Jesus the Jouster: The Christ-Knight and Medieval Theories of Atonement in Piers Plowman and the ‘Round Table’ Sermons
WL’s employment of the Christ-Knight motif in combination with that of the “guiler beguiled” in his account of the Passion and the Harrowing of Hell seems to fuse two conflicting theories of atonement: the older “Abuse-of-Power” theory, in which the deceit of the devil is of central importance, and the Anselmian notion that God could have redeemed humanity by other means, but because of his abundant compassion chose to suffer in human form. The mixture is neither original nor incongruous, however, since it engages a sermon tradition that allegorizes the popular “Round Table” tournaments.
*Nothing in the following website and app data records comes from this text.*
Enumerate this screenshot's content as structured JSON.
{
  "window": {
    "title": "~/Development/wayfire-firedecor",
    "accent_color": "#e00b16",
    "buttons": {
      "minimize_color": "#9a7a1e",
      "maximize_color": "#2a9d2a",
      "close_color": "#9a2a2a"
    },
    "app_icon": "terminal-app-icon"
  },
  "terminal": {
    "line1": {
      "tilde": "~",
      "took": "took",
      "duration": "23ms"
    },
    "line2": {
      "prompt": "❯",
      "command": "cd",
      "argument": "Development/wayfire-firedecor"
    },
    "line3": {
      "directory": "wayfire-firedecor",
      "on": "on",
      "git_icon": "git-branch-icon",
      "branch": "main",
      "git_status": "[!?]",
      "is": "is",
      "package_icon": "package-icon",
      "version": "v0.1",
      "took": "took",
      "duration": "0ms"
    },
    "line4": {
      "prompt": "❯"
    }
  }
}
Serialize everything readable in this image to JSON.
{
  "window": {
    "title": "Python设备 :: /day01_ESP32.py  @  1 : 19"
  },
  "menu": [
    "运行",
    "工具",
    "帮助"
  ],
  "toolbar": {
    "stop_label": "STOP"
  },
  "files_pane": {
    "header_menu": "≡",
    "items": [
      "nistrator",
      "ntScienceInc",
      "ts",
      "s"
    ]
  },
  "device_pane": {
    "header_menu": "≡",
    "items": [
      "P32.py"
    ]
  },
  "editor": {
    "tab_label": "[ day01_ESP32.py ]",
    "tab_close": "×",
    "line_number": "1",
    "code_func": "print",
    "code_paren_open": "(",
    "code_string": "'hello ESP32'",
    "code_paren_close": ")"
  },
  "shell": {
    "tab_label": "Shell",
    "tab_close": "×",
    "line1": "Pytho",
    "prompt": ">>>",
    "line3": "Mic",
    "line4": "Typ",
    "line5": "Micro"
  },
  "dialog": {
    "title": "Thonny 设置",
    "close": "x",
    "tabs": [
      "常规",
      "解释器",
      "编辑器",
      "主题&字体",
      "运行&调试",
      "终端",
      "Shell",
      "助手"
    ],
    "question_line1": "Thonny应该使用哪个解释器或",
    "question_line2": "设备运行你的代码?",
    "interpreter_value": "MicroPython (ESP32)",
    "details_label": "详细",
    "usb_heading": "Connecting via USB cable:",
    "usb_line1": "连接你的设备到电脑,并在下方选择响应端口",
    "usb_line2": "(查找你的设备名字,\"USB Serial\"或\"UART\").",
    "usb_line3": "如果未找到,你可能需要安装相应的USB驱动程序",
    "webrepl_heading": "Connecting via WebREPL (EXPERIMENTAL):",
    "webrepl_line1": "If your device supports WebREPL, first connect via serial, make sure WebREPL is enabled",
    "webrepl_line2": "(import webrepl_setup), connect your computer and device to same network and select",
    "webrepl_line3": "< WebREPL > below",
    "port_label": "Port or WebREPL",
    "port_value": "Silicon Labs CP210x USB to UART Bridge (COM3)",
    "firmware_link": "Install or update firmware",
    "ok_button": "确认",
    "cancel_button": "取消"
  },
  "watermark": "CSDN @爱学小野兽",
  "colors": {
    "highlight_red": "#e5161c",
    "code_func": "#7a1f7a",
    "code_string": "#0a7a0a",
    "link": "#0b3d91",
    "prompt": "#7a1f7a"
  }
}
This tradition discards the romantic elements of the Christ-Knight motif in favor of martial detail, and blends the Anselmian theory of atonement with the deception of the devil, who is tricked into challenging Christ rather than Adam to combat. [NB: On page 133, line 3 from top, there should be a new paragraph, non-indented, at “Lucifer’s claim”]
YLS 10 (1996): 129-44.